Aim of the task: Where does the word "date" show up in the records? Copy every line that has it.

Materials provided:

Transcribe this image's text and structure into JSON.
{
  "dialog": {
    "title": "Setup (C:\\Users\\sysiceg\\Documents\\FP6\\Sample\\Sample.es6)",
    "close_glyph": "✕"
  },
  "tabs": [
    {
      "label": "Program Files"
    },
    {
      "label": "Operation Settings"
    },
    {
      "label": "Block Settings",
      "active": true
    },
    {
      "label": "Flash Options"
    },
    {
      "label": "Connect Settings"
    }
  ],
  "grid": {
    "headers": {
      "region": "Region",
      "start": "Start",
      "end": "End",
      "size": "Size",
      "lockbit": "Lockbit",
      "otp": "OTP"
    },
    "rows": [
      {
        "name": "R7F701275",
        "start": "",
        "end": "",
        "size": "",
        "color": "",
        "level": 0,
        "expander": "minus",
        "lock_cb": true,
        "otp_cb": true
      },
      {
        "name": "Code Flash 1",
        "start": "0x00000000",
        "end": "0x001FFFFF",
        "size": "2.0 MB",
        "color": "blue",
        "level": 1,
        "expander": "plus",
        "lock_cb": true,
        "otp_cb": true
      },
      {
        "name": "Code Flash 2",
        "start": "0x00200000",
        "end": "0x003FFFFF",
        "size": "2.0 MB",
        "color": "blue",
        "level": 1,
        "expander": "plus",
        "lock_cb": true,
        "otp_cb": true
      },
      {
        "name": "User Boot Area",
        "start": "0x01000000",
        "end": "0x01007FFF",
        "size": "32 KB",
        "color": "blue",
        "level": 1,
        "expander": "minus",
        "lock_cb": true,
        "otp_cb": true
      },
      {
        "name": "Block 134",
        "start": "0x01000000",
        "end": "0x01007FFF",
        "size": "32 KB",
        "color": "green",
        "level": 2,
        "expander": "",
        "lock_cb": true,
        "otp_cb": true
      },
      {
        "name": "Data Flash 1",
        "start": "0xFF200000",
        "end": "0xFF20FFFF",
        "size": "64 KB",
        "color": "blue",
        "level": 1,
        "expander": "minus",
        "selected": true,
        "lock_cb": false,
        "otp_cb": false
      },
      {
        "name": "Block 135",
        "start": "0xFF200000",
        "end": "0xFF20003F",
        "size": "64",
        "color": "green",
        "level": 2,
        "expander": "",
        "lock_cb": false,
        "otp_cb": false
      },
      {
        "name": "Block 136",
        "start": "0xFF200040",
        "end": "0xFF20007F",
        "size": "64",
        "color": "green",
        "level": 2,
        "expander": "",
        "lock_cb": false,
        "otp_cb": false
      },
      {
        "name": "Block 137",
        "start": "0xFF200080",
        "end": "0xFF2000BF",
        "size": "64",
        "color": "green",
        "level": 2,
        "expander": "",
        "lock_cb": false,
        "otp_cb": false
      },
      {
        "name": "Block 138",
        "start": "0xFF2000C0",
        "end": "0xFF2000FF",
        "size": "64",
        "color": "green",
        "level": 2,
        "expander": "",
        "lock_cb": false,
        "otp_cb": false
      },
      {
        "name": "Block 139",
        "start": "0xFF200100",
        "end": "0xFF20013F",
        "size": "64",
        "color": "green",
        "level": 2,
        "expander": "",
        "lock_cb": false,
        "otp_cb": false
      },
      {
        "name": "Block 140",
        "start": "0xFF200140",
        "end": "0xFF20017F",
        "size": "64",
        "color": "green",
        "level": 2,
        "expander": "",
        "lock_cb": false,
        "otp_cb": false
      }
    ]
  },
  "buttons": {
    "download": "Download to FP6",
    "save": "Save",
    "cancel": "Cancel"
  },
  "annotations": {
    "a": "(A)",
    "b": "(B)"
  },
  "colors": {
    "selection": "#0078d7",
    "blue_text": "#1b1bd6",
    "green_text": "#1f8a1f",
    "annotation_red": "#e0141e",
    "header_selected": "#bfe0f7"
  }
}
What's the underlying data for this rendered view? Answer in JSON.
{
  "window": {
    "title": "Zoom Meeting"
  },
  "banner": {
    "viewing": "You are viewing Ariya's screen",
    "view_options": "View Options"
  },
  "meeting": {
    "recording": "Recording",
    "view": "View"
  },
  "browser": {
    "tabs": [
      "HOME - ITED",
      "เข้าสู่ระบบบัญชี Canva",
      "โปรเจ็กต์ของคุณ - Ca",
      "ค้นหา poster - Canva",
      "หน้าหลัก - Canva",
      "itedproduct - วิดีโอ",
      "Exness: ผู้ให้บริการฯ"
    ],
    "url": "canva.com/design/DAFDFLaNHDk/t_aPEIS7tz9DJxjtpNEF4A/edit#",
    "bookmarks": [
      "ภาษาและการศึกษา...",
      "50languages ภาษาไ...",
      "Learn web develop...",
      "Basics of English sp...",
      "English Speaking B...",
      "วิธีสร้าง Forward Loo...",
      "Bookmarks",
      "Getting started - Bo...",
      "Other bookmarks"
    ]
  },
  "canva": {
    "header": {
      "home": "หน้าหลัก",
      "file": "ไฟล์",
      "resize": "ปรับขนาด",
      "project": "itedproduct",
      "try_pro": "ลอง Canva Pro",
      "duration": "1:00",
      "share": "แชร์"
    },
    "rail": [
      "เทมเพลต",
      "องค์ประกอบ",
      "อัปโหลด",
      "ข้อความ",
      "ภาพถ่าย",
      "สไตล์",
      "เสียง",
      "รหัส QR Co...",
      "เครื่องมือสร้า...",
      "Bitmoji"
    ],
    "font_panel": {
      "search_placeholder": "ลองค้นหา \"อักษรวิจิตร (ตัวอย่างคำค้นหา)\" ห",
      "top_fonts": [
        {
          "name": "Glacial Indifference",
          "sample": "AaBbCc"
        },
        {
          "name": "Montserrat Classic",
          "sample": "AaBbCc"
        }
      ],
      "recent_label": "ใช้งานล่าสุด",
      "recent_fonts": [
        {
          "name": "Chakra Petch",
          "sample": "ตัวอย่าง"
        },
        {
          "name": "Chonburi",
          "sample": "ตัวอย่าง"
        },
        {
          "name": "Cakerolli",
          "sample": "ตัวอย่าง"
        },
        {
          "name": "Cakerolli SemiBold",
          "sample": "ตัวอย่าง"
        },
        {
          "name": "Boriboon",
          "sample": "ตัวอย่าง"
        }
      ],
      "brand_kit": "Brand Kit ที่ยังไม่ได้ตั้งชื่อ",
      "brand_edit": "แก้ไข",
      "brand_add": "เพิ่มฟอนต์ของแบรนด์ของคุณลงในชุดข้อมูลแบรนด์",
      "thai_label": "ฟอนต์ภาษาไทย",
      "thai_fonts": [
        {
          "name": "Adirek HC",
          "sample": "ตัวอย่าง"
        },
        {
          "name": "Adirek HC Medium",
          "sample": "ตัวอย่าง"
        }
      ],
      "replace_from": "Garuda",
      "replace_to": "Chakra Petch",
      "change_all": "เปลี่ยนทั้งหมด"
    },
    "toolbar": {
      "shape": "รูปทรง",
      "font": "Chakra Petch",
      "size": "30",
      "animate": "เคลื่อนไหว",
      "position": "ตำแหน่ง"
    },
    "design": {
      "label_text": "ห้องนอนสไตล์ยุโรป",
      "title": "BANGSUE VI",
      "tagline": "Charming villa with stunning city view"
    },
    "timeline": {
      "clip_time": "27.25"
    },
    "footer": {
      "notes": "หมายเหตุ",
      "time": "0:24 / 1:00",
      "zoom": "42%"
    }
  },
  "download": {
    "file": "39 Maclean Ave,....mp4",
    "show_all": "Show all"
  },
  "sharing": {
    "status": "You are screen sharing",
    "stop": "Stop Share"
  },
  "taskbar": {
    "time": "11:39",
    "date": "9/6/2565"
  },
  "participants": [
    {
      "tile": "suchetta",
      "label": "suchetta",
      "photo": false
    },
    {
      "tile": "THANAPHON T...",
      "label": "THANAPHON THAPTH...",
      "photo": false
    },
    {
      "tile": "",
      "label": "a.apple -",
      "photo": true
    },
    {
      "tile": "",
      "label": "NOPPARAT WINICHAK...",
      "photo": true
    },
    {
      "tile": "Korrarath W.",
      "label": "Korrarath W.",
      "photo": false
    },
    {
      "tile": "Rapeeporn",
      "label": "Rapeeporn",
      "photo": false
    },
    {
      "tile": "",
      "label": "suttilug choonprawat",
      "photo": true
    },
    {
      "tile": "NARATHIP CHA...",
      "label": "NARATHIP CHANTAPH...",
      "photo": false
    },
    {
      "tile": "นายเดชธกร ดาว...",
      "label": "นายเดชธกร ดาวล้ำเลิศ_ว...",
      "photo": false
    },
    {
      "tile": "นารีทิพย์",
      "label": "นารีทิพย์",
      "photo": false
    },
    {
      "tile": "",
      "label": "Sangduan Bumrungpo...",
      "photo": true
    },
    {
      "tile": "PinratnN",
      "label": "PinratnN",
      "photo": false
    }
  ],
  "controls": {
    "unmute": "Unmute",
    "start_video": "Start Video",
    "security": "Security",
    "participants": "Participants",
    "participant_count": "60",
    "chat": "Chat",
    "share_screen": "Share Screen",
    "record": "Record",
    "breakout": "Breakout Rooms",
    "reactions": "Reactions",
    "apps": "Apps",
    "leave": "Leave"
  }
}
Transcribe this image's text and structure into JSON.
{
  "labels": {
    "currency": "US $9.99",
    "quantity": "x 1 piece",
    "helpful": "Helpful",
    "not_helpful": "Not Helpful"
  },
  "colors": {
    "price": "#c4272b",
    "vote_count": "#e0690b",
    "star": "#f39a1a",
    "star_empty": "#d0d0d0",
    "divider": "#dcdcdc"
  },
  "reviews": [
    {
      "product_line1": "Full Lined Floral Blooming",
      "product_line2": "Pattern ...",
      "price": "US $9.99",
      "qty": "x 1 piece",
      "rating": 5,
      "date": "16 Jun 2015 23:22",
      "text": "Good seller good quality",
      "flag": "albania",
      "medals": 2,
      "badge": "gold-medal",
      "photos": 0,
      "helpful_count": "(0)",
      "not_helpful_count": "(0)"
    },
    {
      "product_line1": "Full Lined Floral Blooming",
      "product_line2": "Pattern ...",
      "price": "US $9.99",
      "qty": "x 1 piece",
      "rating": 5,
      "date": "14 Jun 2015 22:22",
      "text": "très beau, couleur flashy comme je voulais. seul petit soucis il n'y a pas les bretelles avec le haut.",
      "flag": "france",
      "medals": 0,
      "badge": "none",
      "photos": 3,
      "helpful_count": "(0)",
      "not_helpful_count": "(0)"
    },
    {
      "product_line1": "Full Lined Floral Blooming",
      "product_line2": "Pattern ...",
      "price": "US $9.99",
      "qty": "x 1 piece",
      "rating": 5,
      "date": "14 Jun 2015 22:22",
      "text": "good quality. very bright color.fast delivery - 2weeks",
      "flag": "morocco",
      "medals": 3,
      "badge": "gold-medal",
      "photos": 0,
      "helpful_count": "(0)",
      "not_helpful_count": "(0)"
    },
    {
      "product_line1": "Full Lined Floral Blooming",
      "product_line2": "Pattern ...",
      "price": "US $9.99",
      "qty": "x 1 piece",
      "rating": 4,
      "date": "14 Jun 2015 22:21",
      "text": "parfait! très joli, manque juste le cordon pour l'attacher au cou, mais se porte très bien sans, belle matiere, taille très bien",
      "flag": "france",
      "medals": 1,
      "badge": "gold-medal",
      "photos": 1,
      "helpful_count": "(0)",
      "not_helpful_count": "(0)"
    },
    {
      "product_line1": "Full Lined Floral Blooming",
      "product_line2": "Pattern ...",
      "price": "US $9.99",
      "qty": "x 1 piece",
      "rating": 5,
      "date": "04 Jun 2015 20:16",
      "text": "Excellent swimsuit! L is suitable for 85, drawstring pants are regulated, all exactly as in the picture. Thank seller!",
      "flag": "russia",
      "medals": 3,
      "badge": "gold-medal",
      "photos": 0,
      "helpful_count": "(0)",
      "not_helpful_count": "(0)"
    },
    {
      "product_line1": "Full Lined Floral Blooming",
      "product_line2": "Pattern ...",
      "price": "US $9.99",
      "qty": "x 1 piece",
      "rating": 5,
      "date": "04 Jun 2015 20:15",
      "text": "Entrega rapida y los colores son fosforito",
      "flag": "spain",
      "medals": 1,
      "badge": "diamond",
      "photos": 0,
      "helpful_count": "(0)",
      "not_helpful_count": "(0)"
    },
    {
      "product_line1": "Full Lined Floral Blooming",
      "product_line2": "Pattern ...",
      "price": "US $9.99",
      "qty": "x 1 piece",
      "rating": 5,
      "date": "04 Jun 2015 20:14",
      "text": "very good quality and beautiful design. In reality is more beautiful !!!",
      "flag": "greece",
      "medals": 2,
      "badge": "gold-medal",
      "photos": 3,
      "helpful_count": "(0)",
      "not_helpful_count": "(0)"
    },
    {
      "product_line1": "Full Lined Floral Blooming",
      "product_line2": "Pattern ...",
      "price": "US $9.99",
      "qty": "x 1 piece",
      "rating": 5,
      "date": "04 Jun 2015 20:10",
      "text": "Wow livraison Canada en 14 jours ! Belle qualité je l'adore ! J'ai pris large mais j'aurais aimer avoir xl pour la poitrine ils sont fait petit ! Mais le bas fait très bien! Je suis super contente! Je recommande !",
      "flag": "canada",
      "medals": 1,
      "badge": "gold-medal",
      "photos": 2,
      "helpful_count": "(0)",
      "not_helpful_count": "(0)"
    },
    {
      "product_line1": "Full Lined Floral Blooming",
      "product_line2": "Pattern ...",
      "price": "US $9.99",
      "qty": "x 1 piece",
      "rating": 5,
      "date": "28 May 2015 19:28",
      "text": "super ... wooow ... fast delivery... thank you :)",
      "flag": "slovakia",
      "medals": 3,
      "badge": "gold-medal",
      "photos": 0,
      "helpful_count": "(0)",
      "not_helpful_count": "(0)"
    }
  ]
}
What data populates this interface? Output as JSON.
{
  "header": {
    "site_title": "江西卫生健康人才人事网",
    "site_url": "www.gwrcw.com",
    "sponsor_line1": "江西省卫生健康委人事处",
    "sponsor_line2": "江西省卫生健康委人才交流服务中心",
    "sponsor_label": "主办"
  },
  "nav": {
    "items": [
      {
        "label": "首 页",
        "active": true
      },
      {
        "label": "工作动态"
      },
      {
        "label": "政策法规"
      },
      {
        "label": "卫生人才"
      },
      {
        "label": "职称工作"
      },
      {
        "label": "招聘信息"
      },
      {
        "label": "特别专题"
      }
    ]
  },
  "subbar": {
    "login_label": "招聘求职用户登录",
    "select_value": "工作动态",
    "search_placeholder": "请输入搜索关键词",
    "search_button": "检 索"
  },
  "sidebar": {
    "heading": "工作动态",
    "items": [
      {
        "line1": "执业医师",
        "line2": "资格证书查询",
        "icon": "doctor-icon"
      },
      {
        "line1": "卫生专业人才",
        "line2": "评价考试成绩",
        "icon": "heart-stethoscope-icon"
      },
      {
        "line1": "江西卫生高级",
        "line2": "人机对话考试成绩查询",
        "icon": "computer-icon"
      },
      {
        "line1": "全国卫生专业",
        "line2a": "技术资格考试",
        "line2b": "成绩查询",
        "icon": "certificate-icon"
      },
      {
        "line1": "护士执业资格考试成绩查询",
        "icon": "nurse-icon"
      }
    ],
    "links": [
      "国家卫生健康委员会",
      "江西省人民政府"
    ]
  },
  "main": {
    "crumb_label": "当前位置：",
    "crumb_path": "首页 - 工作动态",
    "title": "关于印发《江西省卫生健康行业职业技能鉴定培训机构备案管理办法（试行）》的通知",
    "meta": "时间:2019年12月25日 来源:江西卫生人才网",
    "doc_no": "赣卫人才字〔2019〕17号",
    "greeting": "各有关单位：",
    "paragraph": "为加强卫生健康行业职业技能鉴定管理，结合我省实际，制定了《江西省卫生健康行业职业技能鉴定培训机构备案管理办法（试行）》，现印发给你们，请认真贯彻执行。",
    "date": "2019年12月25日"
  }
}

Output:
    "date": "9/6/2565"
      "date": "16 Jun 2015 23:22",
      "date": "14 Jun 2015 22:22",
      "date": "14 Jun 2015 22:22",
      "date": "14 Jun 2015 22:21",
      "date": "04 Jun 2015 20:16",
      "date": "04 Jun 2015 20:15",
      "date": "04 Jun 2015 20:14",
      "date": "04 Jun 2015 20:10",
      "date": "28 May 2015 19:28",
    "date": "2019年12月25日"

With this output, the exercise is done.